Endangered Vaquita Struggles To Recover From The Edge Of Oblivion
Remember the Chinese river dolphin?
That’s the problem. The “goddess of the Yangtze” went extinct just this decade with a barely a whimper from major media.
And now another marine mammal is on the brink.
The little-know Vaquita, a tiny porpoise that lives only in the northern end of the Gulf of California, has found its way into the extinction limelight. The little cetacean is now considered to be the most endangered marine mammal in the world.
Researchers believe only 250 of the species remain, a 56 percent drop in just over ten years.
At 1.5 meters long, the Vaquita is the smallest of all cetaceans.
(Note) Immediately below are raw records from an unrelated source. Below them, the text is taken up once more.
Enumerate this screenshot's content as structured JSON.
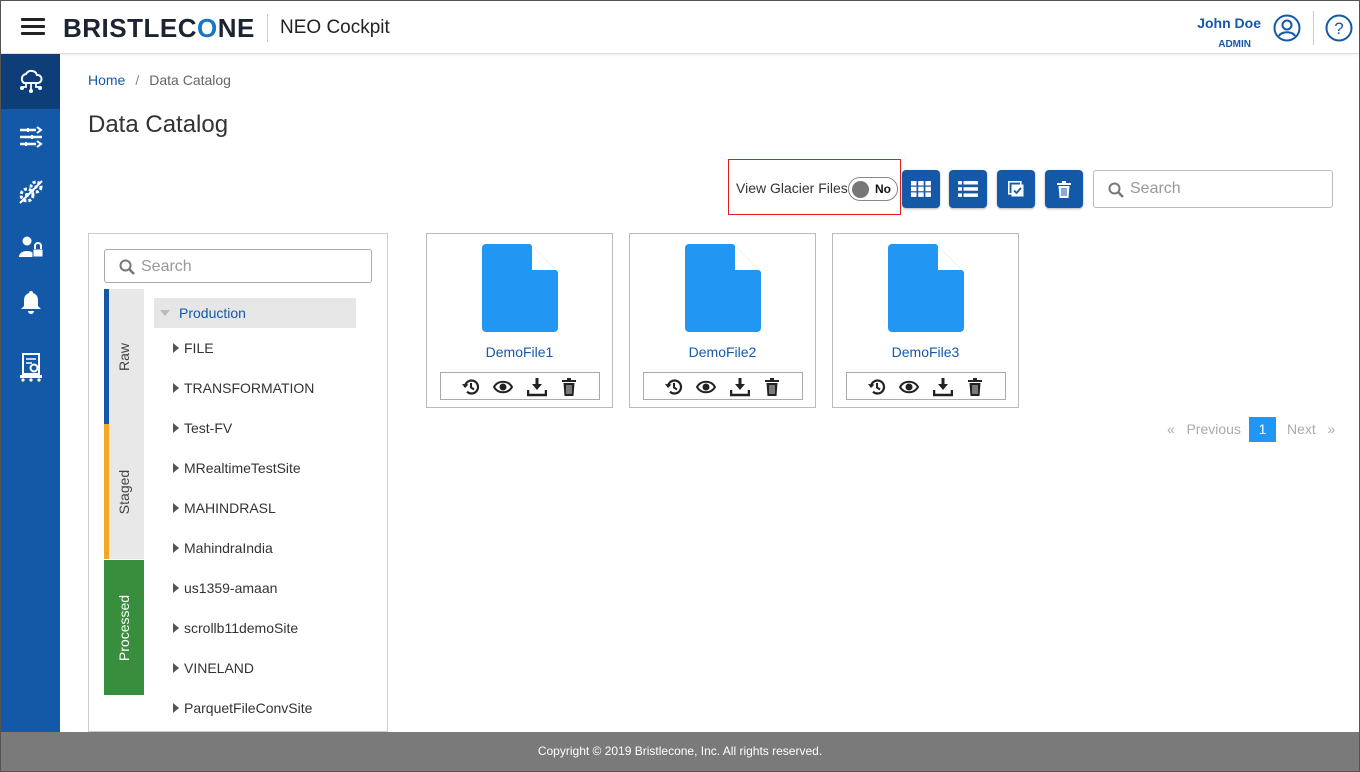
{
  "header": {
    "logo_text_pre": "BRISTLEC",
    "logo_text_o": "O",
    "logo_text_post": "NE",
    "app_title": "NEO Cockpit",
    "user_name": "John Doe",
    "user_role": "ADMIN"
  },
  "sidebar": {
    "items": [
      {
        "icon": "cloud-network-icon",
        "active": true
      },
      {
        "icon": "filter-lines-icon",
        "active": false
      },
      {
        "icon": "gears-icon",
        "active": false
      },
      {
        "icon": "user-lock-icon",
        "active": false
      },
      {
        "icon": "bell-icon",
        "active": false
      },
      {
        "icon": "report-settings-icon",
        "active": false
      }
    ]
  },
  "breadcrumb": {
    "home": "Home",
    "separator": "/",
    "current": "Data Catalog"
  },
  "page_title": "Data Catalog",
  "toolbar": {
    "glacier_label": "View Glacier Files",
    "glacier_toggle": "No",
    "search_placeholder": "Search",
    "buttons": [
      "grid-view-icon",
      "list-view-icon",
      "select-all-icon",
      "delete-icon"
    ]
  },
  "left_panel": {
    "search_placeholder": "Search",
    "stages": [
      {
        "label": "Raw",
        "color": "#1459a8"
      },
      {
        "label": "Staged",
        "color": "#f5a623"
      },
      {
        "label": "Processed",
        "color": "#388e3c"
      }
    ],
    "root": "Production",
    "items": [
      "FILE",
      "TRANSFORMATION",
      "Test-FV",
      "MRealtimeTestSite",
      "MAHINDRASL",
      "MahindraIndia",
      "us1359-amaan",
      "scrollb11demoSite",
      "VINELAND",
      "ParquetFileConvSite"
    ]
  },
  "files": [
    {
      "name": "DemoFile1"
    },
    {
      "name": "DemoFile2"
    },
    {
      "name": "DemoFile3"
    }
  ],
  "file_actions": [
    "history-icon",
    "view-icon",
    "download-icon",
    "trash-icon"
  ],
  "pagination": {
    "prev": "«   Previous",
    "current": "1",
    "next": "Next   »"
  },
  "footer": "Copyright © 2019 Bristlecone, Inc. All rights reserved.",
  "colors": {
    "primary": "#1459a8",
    "file_icon": "#2196f3",
    "highlight_border": "#d9201f"
  }
}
Like many other small cetaceans, they suffer from pollution, ship traffic, and most of all, fishing nets.
Local fisherman—whose livelihoods depends on their daily catch—present a significant challenge for researchers looking to save the species.
To combat the problem, in 2005 Mexico created a 2,000 km preserve that protects the species from accidental fishing deaths. Marine biologists are now working on introducing alternative means of fishing and expanding the protected area.
Let’s hope these methods — or any method — work. Enough with the killing of porpoises already.